  3. Atchison WD, Peterson RE (1981) Potential neuromuscular toxicity of 2,4-dithiobiuret in the rat. Toxicol Appl Pharmacol 57:63–68Google Scholar
  4. Atchison WD, Lalley PM, Cassens RG, Peterson RE (1981a) Depression of neuromuscular function in the rat by chronic 2,4-dithiobiuret treatment. Neurotoxicology 2:329–346Google Scholar
  5. Atchison WD, Yang KH, Peterson RE (1981b) Dithiobiuret toxicity in the rat: evidence for latency and cumulative dose thresholds. Toxicol Appl Pharmacol 61:166–171Google Scholar
  6. Atchison WD, Dickins J, Peterson RE (1982a) Age dependence of dithiobiuret neurotoxicity in male and female rats. Neurotoxicology 3:233–242Google Scholar
  7. Atchison WD, Mellon WS, Lalley PM, Peterson RE (1982b) Dithiobiuret-induced muscle weakness in rats: evidence for a prejunctional effect. Neurotoxicology 3:44–54Google Scholar
  8. Barker D, Ip MC (1966) Sprouting and degeneration of mammalian motor axons in normal and de-afferented skeletal muscle. Proc R Soc Lond [Biol] 163:538–554Google Scholar
  9. Duchen LW, Strich S (1968) The effects of botulinum toxin on the pattern of innervation of skeletal muscle in the mouse. Q J Exp Physiol 53:84–89Google Scholar
  10. Ironton R, Brown MC, Holland RL (1979) Stimuli to intramuscular nerve growth.

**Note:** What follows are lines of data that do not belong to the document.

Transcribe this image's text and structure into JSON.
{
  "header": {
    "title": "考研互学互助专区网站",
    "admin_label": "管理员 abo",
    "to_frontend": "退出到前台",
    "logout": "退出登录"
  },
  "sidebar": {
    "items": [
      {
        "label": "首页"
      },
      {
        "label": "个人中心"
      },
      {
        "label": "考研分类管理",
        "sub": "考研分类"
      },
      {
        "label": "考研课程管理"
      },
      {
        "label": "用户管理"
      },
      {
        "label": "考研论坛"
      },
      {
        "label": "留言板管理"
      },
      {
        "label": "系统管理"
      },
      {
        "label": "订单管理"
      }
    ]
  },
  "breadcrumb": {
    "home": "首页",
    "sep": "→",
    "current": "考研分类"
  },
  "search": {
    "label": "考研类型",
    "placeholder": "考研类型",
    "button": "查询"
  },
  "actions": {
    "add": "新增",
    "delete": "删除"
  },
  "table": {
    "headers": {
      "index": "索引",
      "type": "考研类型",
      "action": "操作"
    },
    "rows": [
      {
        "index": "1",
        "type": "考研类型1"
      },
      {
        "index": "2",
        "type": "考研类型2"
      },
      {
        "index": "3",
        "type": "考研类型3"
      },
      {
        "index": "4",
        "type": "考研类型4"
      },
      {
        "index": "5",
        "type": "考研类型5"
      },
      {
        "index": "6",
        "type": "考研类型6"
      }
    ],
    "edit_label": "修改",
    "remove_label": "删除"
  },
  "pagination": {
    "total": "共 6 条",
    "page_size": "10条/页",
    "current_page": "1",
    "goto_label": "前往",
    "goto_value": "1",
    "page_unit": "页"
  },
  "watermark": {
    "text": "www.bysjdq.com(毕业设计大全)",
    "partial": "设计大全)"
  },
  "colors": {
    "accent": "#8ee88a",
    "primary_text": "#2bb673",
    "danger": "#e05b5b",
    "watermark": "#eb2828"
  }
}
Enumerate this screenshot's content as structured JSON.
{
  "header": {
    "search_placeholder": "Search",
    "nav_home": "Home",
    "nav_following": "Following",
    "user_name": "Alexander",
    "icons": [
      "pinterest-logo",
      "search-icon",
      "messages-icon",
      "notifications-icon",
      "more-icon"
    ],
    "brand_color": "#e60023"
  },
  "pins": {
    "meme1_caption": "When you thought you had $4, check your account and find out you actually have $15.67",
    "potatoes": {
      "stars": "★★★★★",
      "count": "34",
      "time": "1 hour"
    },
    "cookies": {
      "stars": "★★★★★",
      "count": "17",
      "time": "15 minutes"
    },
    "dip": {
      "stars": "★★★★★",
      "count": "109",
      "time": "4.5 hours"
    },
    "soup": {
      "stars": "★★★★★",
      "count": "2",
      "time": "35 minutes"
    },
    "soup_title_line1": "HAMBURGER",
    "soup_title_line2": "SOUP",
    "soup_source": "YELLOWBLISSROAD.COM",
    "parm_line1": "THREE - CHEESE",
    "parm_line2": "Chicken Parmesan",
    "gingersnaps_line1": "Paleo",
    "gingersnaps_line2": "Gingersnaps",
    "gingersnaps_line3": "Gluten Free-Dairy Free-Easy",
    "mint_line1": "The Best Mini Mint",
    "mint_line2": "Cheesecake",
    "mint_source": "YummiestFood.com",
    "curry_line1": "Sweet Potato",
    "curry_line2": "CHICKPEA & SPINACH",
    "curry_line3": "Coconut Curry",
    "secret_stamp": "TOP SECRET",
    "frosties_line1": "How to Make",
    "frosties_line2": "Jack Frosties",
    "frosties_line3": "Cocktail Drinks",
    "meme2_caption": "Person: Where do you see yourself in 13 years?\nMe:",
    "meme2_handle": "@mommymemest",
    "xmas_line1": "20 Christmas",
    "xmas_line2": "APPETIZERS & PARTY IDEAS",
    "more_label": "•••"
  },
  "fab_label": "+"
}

Brain Res 150:351–354Google Scholar
  11. Porter WR, Williams KD, Peterson RE (1982) Synthesis, purification and stability in solution of dithiobiuret-2,4-35S. J Lab Comp Radiopharmaceut 19:881–889Google Scholar
  12. Simonati A, Cavanagh JB (1984) Changes in terminal sprout formation in rat sternocostalis muscle during chronic intoxication with 2,5-hexanedione. Muscle Nerve (in press)Google Scholar

Copyright information

© Springer-Verlag 1984

Authors and Affiliations

  • S. Kemplay
    • 1
  1. 1.Institute of NeurologyLondonUK

Personalised recommendations